As I prefer to maintain the moral high ground in situations like these (it’s almost impossible to argue with someone who is obviously right and calm about it), I am inclined to approach the blogger privately, pointing out that I or my business own copyright to that image, and perhaps providing a screen shot of the metadata that is embedded into the image as proof of both my rights and the transgression that has been committed. I would expect that as the image is probably low resolution (and to be honest, if I put it on the web, it should be watermarked as well as full of metadata), that a solution to this issue would be to ask for an acknowledgement that the image was taken without permission, correct acknowledgement of myself as creator and copyright holder, and a link back to where the original image was published would be sufficient compensation if I were happy for the image to continue to be published on that particular blog, or asking for removal under the terms of copyright stated if I were not.
A last resort would be to send a cease and desist notice from a lawyer, but I truly hope that this would not be necessary.
As this is a professional printer, surely the situation could have been avoided again, by embedding comprehensive information into the metadata if the file was digital, or using a professional laboratory that can put copyright information on the back if it was a printed file. Those are certainly steps to take to prevent future instances.
However in this case, to repair the damage done on this occasion, I would point out that despite the client paying for the original images, I am still the copyright owner, and have not given permission for them to be displayed. However, as this is a print shop, and could be a good networking opportunity, I would not ask him to remove it, but would instead settle for educating him on how to look for copyright information (he should already know, but giving the benefit of the doubt is part of maintaining the moral high ground) in the future, to make sure that the image is credited to me, perhaps with a sign on it, and by him displaying my business cards so that anyone looking for a photographer through him can be recommended to me. This saves having a printer badmouth me for asserting my rights and puts him on my side instead.

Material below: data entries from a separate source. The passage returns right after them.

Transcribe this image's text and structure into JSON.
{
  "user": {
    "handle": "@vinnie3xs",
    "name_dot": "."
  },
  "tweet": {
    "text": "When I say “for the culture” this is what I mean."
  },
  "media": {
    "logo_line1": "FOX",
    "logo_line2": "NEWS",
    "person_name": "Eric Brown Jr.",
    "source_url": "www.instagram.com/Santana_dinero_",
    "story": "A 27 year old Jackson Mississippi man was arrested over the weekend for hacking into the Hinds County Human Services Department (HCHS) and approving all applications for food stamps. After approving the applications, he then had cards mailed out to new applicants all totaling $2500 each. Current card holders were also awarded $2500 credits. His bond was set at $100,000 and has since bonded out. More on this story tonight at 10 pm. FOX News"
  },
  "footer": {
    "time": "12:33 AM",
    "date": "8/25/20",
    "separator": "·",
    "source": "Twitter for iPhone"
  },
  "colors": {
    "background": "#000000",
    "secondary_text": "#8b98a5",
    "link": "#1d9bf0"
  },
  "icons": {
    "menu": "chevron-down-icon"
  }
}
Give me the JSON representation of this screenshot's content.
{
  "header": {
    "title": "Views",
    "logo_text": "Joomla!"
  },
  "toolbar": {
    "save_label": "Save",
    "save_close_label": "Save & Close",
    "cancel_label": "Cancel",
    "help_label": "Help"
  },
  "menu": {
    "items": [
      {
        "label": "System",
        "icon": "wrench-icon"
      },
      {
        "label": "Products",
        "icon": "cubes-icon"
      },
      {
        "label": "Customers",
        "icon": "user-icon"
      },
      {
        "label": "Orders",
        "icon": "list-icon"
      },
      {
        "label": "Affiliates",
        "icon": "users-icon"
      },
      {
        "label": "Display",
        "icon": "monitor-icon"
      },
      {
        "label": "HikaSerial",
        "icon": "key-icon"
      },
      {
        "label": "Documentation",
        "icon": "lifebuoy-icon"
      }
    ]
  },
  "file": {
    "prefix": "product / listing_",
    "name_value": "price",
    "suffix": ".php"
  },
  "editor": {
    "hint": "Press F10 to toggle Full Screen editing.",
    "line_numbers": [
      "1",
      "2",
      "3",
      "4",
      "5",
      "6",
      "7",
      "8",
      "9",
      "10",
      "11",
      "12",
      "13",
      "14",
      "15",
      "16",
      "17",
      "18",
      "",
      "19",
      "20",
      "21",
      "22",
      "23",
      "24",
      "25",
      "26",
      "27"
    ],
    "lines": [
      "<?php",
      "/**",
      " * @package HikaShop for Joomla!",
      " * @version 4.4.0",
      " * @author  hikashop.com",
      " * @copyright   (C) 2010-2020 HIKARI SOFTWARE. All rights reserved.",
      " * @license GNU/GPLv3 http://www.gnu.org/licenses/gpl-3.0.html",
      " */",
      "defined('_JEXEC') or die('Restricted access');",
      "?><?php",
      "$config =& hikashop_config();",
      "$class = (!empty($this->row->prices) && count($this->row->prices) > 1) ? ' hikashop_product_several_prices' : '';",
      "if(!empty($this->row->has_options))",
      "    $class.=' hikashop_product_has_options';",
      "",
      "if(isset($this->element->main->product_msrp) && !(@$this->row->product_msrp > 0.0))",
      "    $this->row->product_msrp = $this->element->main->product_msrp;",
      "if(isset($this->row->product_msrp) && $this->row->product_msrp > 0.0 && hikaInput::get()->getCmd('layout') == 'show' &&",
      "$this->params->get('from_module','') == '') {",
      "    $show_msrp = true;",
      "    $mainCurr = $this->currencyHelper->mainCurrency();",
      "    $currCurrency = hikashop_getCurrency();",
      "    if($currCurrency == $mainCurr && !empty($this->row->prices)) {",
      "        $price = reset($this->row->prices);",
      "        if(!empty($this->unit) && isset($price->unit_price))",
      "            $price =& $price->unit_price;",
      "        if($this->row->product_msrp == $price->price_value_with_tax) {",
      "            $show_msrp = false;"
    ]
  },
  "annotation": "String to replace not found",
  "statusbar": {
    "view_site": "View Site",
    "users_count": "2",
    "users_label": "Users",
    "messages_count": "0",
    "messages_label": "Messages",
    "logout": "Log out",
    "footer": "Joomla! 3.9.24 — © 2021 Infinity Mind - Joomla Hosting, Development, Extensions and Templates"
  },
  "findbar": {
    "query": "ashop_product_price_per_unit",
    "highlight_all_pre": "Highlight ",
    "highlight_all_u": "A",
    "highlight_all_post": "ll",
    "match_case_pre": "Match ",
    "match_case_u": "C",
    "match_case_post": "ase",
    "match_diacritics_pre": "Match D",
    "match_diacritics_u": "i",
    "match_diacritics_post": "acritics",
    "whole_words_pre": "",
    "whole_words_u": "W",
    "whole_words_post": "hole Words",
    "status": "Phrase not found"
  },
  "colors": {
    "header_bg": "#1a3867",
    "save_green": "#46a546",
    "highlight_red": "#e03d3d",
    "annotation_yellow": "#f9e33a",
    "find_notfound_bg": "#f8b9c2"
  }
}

As to the original couple, unfortunately, even though I would probably still have their contact details, unless they contact me in the future for photographic work, when I could take the opportunity to point out their breaking of our earlier contract, I would probably not contact them to arrange for payment or to inform them of copyright breach. The costs involved in pursuing it legally would not be recouped, and the bad word of mouth would be a huge disadvantage to my business.
This scenario is where I WOULD get nasty and call a lawyer or barrister. This is a very clear breach of contract by one of the signatories (the other cases didn’t involve the actual client at the point of breach), and as a commercial contract, they really are responsible. My first point of call would be to get my lawyer to draft a cease and desist AND an invoice for all current usages of the images. Should that be ignored or downplayed, I would be asking for compensation in the order of some magnitude, as the images that I provided were not designed to be enlarged by that amount, and would not be a good representation of my work.
With this case, I would not rest until I had either a fat cheque and written apology from the company involved, or a fat cheque and a judgement in my hand. I have pursued similar infringements to my IP from other companies on earlier occasions, however, and I find that a stern letter from a barrister tends to make most people back down when it is obvious that they are in the wrong.